Looking back over the last three years, my pen restorations average out at about five hundred a year. Each and every one of those pens is in some way appealing and I consider keeping many of them, though usually only fleetingly.
Though I don’t collect pens I have accumulated a few over the years. If they’re in this box, they’re mine.
I counted them just now and there’s 35 pens in there, plus one on my writing table. Depending on what your own situation is you may think 36 pens is a lot, but I’ve been interested in fountain pen for a very long time. Some of the pens in that box have been in my possession since the early seventies. Actually, given how many pens I handle, I think I’ve been admirably disciplined in keeping the accumulation small. There was a time I had many more when I collected Conway Stewarts. Eventually I realised that possession conferred no benefit on me and I sold off my collection.

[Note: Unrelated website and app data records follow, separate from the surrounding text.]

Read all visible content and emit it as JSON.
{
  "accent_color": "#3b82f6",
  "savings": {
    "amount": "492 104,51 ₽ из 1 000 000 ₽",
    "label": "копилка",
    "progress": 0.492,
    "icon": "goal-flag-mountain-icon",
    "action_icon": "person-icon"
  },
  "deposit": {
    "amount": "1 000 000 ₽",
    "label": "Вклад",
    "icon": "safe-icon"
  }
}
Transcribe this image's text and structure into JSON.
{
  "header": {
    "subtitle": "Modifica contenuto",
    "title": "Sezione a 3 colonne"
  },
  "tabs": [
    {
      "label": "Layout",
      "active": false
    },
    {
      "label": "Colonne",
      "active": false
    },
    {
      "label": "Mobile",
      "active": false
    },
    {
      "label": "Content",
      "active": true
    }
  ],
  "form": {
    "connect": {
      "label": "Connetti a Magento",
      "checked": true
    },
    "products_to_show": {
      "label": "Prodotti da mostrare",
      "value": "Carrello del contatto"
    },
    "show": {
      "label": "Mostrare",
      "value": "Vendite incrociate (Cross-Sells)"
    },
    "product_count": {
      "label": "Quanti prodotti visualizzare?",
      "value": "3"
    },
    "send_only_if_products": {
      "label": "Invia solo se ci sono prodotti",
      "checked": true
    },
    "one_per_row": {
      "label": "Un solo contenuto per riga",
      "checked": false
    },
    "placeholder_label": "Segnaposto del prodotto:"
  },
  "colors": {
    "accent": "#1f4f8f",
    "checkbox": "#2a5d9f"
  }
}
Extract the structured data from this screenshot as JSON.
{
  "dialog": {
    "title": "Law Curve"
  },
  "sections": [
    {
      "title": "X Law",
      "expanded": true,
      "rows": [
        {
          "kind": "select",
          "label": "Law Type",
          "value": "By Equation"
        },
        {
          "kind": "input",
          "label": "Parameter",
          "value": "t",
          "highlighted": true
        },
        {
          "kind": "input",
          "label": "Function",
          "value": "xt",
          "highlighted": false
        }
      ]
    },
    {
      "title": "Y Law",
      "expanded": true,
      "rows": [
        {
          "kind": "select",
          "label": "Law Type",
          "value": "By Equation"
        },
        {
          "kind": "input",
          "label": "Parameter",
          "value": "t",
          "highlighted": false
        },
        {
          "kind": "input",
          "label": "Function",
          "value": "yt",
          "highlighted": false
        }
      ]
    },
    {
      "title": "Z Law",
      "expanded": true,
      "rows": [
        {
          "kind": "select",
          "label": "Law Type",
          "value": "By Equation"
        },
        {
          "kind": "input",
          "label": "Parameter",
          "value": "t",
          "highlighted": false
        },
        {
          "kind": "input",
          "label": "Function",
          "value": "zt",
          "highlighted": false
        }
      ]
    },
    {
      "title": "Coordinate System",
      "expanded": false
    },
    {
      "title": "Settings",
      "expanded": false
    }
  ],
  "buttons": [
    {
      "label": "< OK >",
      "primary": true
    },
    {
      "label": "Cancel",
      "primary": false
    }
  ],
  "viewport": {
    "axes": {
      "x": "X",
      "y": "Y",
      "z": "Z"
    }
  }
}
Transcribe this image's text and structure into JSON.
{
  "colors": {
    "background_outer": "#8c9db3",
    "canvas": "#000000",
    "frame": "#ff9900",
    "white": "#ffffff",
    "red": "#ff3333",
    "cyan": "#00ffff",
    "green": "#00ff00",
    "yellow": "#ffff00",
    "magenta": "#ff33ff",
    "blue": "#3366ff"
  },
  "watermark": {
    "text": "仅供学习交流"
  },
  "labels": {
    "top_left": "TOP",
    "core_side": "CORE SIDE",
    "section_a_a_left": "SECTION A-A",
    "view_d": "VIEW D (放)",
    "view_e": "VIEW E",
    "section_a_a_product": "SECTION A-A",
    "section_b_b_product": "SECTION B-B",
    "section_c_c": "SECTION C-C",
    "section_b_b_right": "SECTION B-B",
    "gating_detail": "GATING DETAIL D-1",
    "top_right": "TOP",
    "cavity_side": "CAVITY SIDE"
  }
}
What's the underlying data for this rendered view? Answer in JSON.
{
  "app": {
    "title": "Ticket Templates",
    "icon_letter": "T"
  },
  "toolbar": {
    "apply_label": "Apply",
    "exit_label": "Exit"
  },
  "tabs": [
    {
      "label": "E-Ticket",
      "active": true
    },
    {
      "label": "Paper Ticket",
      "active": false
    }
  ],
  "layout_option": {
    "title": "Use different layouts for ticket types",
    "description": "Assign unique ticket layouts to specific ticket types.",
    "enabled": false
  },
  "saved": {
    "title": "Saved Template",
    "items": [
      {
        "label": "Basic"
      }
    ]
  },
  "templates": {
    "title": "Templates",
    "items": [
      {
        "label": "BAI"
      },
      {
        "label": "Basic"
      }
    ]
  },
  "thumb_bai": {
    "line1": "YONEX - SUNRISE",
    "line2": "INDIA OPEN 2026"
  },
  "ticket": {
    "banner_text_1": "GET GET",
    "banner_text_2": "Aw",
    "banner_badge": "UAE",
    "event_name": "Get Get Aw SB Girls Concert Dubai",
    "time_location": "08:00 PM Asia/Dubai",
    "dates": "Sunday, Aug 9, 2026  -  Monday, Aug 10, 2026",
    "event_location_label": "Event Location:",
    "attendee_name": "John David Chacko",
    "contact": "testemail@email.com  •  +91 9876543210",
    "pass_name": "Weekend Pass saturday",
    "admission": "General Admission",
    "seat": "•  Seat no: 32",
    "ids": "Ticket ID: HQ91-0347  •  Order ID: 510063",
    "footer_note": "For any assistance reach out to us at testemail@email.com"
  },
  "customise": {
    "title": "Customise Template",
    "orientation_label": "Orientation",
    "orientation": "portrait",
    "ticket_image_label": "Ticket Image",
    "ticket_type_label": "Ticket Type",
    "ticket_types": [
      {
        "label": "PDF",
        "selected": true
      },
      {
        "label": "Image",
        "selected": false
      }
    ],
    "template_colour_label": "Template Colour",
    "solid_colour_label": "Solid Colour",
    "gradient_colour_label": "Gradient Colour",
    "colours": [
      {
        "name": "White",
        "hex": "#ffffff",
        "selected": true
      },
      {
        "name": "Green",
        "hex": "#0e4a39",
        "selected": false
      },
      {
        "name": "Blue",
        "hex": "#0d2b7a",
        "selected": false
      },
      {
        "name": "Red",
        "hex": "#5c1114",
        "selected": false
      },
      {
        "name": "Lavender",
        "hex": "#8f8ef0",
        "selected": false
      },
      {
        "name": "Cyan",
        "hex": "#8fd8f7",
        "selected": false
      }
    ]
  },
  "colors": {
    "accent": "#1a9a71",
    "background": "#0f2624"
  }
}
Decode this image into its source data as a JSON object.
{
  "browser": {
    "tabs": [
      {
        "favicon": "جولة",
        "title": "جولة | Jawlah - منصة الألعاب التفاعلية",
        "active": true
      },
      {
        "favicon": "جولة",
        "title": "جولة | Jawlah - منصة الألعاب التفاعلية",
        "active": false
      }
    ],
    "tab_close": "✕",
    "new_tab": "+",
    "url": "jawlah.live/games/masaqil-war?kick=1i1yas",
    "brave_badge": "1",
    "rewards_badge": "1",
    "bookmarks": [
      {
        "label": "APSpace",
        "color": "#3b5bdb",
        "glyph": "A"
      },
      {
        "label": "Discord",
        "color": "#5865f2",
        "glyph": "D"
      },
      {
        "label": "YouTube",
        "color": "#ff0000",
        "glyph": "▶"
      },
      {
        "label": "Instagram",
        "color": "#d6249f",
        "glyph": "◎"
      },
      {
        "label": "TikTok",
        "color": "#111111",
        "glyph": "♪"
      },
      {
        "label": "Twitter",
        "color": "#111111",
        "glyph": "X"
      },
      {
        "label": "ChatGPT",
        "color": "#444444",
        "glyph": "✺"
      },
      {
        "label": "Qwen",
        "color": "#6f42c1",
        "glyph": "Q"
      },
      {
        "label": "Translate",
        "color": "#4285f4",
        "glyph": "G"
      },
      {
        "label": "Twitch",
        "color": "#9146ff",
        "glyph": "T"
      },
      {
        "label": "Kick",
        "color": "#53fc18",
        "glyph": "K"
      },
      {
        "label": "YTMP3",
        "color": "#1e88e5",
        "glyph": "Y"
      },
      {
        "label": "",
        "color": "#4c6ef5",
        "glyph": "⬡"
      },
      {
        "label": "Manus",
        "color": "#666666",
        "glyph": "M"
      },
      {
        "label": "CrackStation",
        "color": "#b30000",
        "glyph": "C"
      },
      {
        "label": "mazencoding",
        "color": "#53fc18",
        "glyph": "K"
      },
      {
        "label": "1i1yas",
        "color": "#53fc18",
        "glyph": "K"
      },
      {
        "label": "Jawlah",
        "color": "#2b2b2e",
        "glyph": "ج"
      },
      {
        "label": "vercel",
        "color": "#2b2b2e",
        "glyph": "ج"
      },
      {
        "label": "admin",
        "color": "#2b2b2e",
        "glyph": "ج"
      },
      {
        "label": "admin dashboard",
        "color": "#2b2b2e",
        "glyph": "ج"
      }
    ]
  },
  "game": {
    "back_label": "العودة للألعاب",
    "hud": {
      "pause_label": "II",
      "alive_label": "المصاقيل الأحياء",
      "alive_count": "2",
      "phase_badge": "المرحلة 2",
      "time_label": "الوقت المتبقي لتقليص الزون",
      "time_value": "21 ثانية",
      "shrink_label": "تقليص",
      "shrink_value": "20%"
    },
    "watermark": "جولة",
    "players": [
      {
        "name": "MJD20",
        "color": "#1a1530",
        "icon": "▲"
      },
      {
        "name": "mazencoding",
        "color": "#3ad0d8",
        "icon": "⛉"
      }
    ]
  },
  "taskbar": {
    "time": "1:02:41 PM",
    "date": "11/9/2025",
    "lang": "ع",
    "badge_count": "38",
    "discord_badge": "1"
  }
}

So what do I have now? There are quite a few pens that just suit my hand very well, several of them being obliques with varying degrees of flexibility. A few were gifts and some are mementos of people I knew who are no longer around. There’s a few 1920s and 1930s Conway Stewarts that I couldn’t part with because they are such admirable pens. There are one or two extreme rarities like the Fattorini pen (http://wp.me/p17T6K-qN) and the Clipfill pen (http://wp.me/p17T6K-kn) because I know that such interesting and unusual pens will not come my way again.
Not all of those pens get used. There are about fifteen that do because I enjoy writing with them. I hang onto the rest for other reasons. Will my accumulation grow? Probably not. Yes, another pen or two might take my fancy but there are a few in that box that could go and not be missed. For the most part, though, it will remain the same. I like my motley crew of pens that have found their way into the bird box.